### INFORMATION SHOWN:
[Start of Attachment]
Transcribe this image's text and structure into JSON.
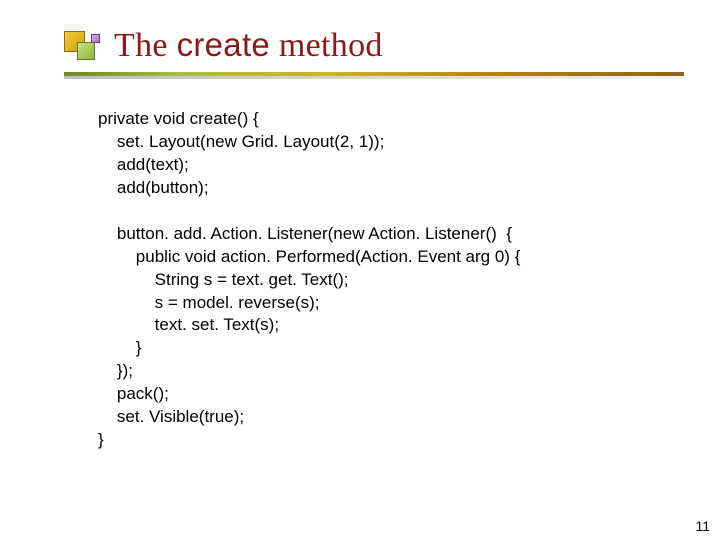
{
  "title": {
    "prefix": "The ",
    "keyword": "create",
    "suffix": " method"
  },
  "code": {
    "l1": "private void create() {",
    "l2": "    set. Layout(new Grid. Layout(2, 1));",
    "l3": "    add(text);",
    "l4": "    add(button);",
    "l5": "",
    "l6": "    button. add. Action. Listener(new Action. Listener()  {",
    "l7": "        public void action. Performed(Action. Event arg 0) {",
    "l8": "            String s = text. get. Text();",
    "l9": "            s = model. reverse(s);",
    "l10": "            text. set. Text(s);",
    "l11": "        }",
    "l12": "    });",
    "l13": "    pack();",
    "l14": "    set. Visible(true);",
    "l15": "}"
  },
  "page_number": "11"
}
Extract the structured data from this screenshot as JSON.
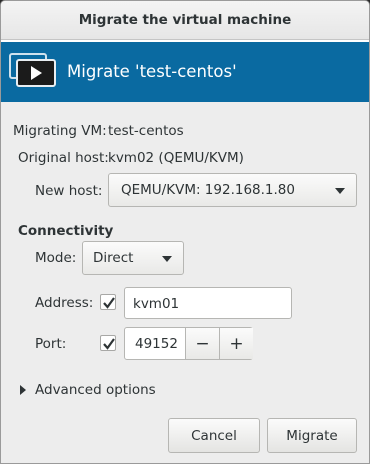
{
  "window": {
    "title": "Migrate the virtual machine"
  },
  "header": {
    "title": "Migrate 'test-centos'",
    "icon": "vm-screen-icon"
  },
  "info": {
    "migrating_vm_label": "Migrating VM:",
    "migrating_vm_value": "test-centos",
    "original_host_label": "Original host:",
    "original_host_value": "kvm02 (QEMU/KVM)",
    "new_host_label": "New host:",
    "new_host_value": "QEMU/KVM: 192.168.1.80"
  },
  "connectivity": {
    "heading": "Connectivity",
    "mode_label": "Mode:",
    "mode_value": "Direct",
    "address_label": "Address:",
    "address_checked": true,
    "address_value": "kvm01",
    "port_label": "Port:",
    "port_checked": true,
    "port_value": "49152",
    "decrement": "−",
    "increment": "+"
  },
  "advanced": {
    "label": "Advanced options",
    "expanded": false
  },
  "buttons": {
    "cancel": "Cancel",
    "migrate": "Migrate"
  },
  "colors": {
    "header_bg": "#0a6aa1",
    "window_bg": "#ededed"
  }
}
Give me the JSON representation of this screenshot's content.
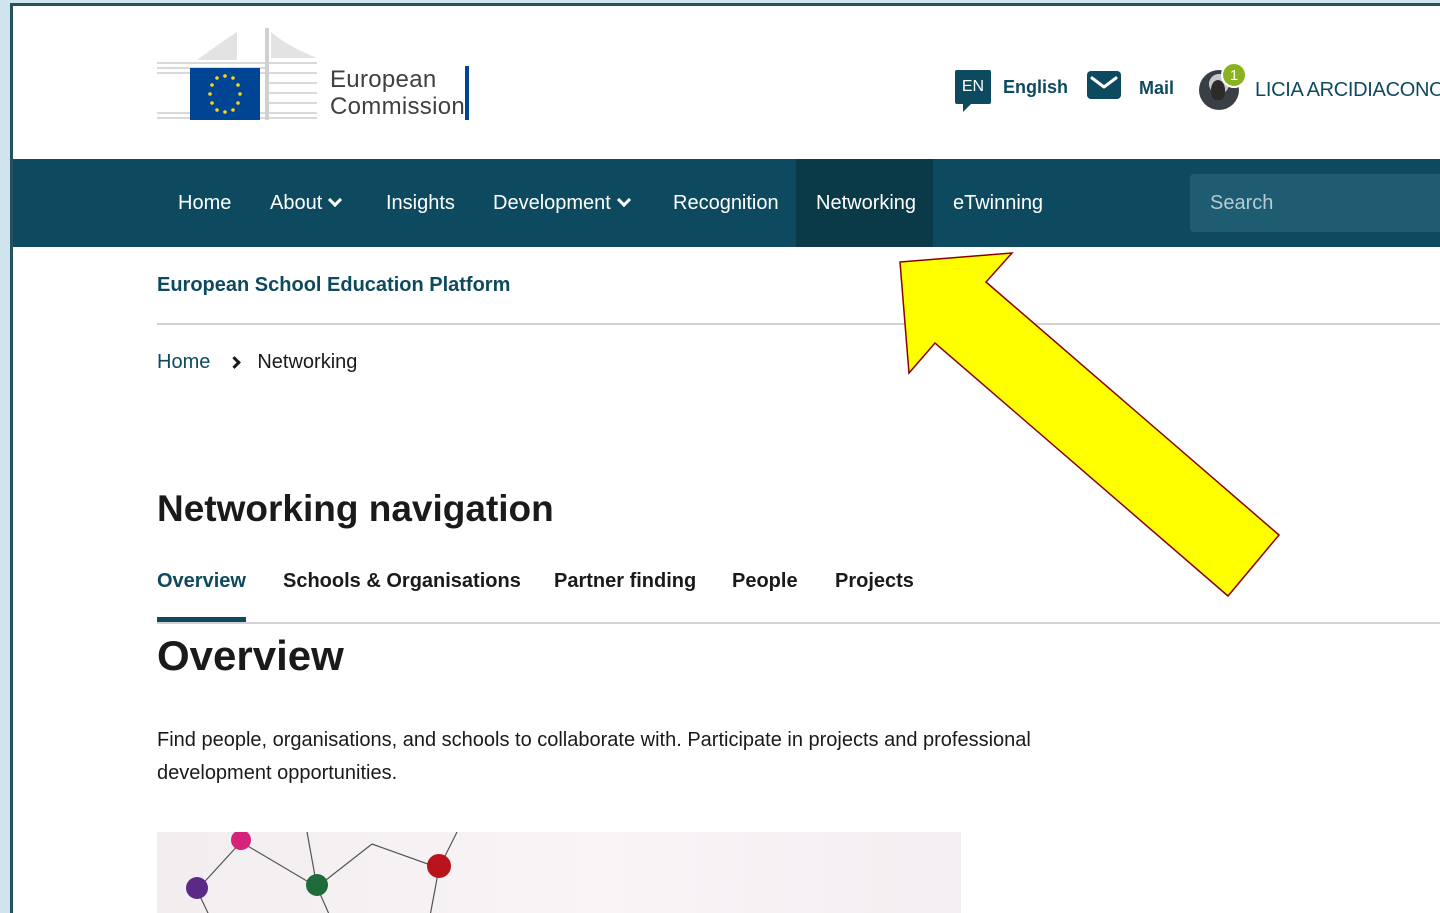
{
  "header": {
    "logo_text_line1": "European",
    "logo_text_line2": "Commission",
    "language_code": "EN",
    "language_label": "English",
    "mail_label": "Mail",
    "notification_count": "1",
    "user_name": "LICIA ARCIDIACONO"
  },
  "navbar": {
    "items": [
      {
        "label": "Home"
      },
      {
        "label": "About"
      },
      {
        "label": "Insights"
      },
      {
        "label": "Development"
      },
      {
        "label": "Recognition"
      },
      {
        "label": "Networking"
      },
      {
        "label": "eTwinning"
      }
    ],
    "search_placeholder": "Search"
  },
  "platform_title": "European School Education Platform",
  "breadcrumb": {
    "home": "Home",
    "current": "Networking"
  },
  "networking_navigation": {
    "heading": "Networking navigation",
    "tabs": [
      {
        "label": "Overview"
      },
      {
        "label": "Schools & Organisations"
      },
      {
        "label": "Partner finding"
      },
      {
        "label": "People"
      },
      {
        "label": "Projects"
      }
    ]
  },
  "overview": {
    "title": "Overview",
    "text": "Find people, organisations, and schools to collaborate with. Participate in projects and professional development opportunities."
  },
  "colors": {
    "brand_dark": "#0e4a5f",
    "annotation_fill": "#ffff00",
    "annotation_stroke": "#8b0000"
  }
}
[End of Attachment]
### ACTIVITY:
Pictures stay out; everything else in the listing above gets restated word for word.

### SOLUTION:
Transcribe this image's text and structure into JSON.
{
  "title": {
    "prefix": "The ",
    "keyword": "create",
    "suffix": " method"
  },
  "code": {
    "l1": "private void create() {",
    "l2": "    set. Layout(new Grid. Layout(2, 1));",
    "l3": "    add(text);",
    "l4": "    add(button);",
    "l5": "",
    "l6": "    button. add. Action. Listener(new Action. Listener()  {",
    "l7": "        public void action. Performed(Action. Event arg 0) {",
    "l8": "            String s = text. get. Text();",
    "l9": "            s = model. reverse(s);",
    "l10": "            text. set. Text(s);",
    "l11": "        }",
    "l12": "    });",
    "l13": "    pack();",
    "l14": "    set. Visible(true);",
    "l15": "}"
  },
  "page_number": "11"
}
Extract the structured data from this screenshot as JSON.
{
  "window": {
    "title": "Migrate the virtual machine"
  },
  "header": {
    "title": "Migrate 'test-centos'",
    "icon": "vm-screen-icon"
  },
  "info": {
    "migrating_vm_label": "Migrating VM:",
    "migrating_vm_value": "test-centos",
    "original_host_label": "Original host:",
    "original_host_value": "kvm02 (QEMU/KVM)",
    "new_host_label": "New host:",
    "new_host_value": "QEMU/KVM: 192.168.1.80"
  },
  "connectivity": {
    "heading": "Connectivity",
    "mode_label": "Mode:",
    "mode_value": "Direct",
    "address_label": "Address:",
    "address_checked": true,
    "address_value": "kvm01",
    "port_label": "Port:",
    "port_checked": true,
    "port_value": "49152",
    "decrement": "−",
    "increment": "+"
  },
  "advanced": {
    "label": "Advanced options",
    "expanded": false
  },
  "buttons": {
    "cancel": "Cancel",
    "migrate": "Migrate"
  },
  "colors": {
    "header_bg": "#0a6aa1",
    "window_bg": "#ededed"
  }
}
Give me the JSON representation of this screenshot's content.
{
  "header": {
    "logo_text_line1": "European",
    "logo_text_line2": "Commission",
    "language_code": "EN",
    "language_label": "English",
    "mail_label": "Mail",
    "notification_count": "1",
    "user_name": "LICIA ARCIDIACONO"
  },
  "navbar": {
    "items": [
      {
        "label": "Home"
      },
      {
        "label": "About"
      },
      {
        "label": "Insights"
      },
      {
        "label": "Development"
      },
      {
        "label": "Recognition"
      },
      {
        "label": "Networking"
      },
      {
        "label": "eTwinning"
      }
    ],
    "search_placeholder": "Search"
  },
  "platform_title": "European School Education Platform",
  "breadcrumb": {
    "home": "Home",
    "current": "Networking"
  },
  "networking_navigation": {
    "heading": "Networking navigation",
    "tabs": [
      {
        "label": "Overview"
      },
      {
        "label": "Schools & Organisations"
      },
      {
        "label": "Partner finding"
      },
      {
        "label": "People"
      },
      {
        "label": "Projects"
      }
    ]
  },
  "overview": {
    "title": "Overview",
    "text": "Find people, organisations, and schools to collaborate with. Participate in projects and professional development opportunities."
  },
  "colors": {
    "brand_dark": "#0e4a5f",
    "annotation_fill": "#ffff00",
    "annotation_stroke": "#8b0000"
  }
}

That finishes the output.